**WORK TO COMPLETE**
Match on the string "image" in the entries below and return every matching line.

**MATERIAL PROVIDED**
::::::::::

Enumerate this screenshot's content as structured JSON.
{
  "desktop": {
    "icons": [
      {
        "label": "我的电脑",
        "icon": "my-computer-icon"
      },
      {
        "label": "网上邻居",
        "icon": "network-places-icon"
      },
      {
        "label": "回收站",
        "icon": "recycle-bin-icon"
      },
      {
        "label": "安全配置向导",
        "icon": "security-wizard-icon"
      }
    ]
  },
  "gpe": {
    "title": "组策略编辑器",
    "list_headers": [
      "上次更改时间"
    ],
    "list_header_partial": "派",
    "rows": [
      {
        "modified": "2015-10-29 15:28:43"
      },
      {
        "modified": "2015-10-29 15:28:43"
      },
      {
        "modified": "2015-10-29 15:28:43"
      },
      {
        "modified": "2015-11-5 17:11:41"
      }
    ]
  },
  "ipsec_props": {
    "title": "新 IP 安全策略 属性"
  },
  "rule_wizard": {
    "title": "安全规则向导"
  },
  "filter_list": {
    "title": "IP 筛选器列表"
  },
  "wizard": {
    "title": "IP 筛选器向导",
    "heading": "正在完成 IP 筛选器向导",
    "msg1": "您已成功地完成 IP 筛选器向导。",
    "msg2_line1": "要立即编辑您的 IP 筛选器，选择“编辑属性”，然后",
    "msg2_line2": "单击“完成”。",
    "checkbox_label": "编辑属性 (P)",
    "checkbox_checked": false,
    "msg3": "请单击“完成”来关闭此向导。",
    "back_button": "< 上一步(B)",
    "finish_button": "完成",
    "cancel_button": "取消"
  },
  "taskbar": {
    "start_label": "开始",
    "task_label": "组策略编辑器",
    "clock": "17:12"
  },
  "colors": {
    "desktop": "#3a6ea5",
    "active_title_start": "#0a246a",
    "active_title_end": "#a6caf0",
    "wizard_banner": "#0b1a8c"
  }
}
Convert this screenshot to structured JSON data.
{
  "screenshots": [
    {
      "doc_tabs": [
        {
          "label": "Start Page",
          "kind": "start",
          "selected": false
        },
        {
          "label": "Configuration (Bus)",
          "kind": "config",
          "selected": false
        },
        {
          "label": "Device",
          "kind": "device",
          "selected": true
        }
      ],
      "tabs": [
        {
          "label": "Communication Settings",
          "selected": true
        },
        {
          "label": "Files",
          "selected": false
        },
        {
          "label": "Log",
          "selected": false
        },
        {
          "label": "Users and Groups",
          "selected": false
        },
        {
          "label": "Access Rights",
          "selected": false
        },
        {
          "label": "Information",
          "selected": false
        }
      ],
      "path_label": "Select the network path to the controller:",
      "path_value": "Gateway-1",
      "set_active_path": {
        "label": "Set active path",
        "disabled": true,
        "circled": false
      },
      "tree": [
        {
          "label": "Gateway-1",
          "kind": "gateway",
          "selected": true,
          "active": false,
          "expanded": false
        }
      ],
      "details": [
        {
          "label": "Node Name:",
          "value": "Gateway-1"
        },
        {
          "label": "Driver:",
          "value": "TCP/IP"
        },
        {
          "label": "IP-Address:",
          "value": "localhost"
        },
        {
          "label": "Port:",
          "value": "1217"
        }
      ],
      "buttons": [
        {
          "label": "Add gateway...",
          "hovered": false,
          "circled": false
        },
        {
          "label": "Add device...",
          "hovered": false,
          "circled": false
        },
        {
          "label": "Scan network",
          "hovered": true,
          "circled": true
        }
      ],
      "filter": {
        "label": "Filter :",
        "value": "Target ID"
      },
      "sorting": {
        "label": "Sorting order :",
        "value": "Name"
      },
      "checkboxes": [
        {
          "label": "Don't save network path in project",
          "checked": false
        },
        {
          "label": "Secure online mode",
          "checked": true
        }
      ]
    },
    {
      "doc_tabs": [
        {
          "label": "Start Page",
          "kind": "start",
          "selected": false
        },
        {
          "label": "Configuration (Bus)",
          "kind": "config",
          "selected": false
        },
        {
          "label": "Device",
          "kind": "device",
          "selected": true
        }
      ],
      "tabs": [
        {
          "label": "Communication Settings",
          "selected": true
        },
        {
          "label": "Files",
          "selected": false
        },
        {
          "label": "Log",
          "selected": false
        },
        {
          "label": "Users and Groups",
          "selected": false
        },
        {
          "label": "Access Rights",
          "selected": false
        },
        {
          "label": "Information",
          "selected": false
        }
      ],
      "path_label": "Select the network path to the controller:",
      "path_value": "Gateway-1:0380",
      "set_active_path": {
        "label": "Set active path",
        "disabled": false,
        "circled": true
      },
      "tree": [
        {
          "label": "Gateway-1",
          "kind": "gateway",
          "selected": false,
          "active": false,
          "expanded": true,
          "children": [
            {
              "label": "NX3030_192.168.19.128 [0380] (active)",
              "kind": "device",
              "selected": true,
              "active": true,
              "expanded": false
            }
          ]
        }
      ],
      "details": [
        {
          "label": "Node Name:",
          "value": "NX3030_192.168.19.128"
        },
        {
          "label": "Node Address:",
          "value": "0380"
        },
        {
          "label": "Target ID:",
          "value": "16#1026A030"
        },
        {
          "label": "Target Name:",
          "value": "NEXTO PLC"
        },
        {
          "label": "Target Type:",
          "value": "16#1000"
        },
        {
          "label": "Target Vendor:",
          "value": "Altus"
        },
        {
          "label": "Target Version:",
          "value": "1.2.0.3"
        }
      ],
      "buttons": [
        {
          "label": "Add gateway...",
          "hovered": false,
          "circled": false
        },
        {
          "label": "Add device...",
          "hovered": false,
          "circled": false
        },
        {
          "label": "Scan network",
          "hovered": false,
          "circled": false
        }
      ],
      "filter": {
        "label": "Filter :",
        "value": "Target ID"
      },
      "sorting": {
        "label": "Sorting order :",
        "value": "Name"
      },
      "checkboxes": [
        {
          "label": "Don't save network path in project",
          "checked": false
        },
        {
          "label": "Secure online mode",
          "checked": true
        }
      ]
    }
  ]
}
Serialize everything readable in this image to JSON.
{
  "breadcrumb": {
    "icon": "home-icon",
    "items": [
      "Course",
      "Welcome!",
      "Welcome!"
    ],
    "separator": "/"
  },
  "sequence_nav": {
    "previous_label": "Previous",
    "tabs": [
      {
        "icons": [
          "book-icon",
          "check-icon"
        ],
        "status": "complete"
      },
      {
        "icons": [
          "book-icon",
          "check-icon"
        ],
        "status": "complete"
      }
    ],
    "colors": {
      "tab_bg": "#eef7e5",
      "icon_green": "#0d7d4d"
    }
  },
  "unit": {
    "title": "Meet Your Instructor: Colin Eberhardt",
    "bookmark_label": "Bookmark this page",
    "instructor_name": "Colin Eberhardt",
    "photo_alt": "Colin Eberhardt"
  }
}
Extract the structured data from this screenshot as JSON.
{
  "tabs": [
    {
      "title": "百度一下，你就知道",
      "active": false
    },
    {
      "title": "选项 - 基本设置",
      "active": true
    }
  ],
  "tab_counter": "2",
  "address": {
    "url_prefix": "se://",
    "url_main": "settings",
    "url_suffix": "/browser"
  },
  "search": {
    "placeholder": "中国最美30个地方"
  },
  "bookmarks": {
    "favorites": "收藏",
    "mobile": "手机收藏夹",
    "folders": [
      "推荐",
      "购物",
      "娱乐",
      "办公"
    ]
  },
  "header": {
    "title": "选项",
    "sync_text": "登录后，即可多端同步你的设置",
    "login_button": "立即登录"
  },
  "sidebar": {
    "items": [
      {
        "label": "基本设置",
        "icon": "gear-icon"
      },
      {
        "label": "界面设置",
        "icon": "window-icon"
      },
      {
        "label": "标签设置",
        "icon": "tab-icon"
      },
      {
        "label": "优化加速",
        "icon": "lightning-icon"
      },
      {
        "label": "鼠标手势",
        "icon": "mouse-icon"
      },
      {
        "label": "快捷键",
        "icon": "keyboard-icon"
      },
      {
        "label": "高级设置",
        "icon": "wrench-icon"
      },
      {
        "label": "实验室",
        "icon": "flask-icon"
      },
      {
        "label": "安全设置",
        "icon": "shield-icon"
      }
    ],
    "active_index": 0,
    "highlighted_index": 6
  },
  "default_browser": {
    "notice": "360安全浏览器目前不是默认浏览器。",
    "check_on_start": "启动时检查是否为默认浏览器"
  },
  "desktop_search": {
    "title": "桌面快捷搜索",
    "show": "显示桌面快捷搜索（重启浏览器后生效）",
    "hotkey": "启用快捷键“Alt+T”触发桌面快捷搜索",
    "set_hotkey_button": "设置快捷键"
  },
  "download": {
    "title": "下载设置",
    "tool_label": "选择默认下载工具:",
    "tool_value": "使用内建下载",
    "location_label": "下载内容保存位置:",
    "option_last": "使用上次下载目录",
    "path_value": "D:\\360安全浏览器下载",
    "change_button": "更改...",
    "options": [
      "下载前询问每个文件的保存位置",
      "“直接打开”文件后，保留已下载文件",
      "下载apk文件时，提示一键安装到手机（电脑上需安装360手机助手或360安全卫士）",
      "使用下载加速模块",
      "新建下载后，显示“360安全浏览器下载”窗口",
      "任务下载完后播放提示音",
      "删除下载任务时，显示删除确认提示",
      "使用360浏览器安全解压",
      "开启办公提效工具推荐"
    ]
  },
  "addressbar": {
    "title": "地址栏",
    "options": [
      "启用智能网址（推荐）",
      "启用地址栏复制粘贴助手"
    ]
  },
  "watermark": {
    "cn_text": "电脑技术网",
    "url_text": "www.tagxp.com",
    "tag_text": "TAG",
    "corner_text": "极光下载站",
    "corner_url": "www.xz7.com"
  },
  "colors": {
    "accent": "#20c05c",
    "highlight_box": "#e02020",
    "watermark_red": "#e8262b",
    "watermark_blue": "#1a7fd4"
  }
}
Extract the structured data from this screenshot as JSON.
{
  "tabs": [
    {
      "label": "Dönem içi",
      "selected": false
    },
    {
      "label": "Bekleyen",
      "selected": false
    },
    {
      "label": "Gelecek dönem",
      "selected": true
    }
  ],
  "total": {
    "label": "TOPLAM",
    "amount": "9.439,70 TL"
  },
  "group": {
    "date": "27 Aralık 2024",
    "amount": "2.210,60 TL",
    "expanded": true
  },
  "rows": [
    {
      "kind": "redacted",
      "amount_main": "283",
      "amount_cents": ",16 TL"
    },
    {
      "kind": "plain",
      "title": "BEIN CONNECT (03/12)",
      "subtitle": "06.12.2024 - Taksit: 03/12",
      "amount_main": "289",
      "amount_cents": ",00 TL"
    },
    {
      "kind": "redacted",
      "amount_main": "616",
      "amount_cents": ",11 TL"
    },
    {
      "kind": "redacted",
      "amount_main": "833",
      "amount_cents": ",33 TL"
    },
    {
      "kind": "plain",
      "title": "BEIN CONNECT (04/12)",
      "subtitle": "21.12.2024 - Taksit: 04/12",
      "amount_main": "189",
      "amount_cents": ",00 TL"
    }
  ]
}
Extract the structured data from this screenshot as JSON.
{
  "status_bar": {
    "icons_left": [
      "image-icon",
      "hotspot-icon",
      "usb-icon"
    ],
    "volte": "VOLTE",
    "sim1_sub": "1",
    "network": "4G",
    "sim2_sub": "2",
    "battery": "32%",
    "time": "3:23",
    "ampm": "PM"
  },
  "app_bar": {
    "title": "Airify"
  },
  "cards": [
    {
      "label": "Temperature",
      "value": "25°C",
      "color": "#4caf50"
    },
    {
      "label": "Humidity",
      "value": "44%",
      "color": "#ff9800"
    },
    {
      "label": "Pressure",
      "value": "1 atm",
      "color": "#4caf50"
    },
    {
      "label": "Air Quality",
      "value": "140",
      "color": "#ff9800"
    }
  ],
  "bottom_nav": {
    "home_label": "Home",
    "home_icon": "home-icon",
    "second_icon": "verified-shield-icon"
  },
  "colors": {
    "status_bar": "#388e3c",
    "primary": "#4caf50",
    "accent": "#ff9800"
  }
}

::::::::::

**EXPECTED ANSWER**
Serialize everything readable in this image to JSON.
      "image-icon",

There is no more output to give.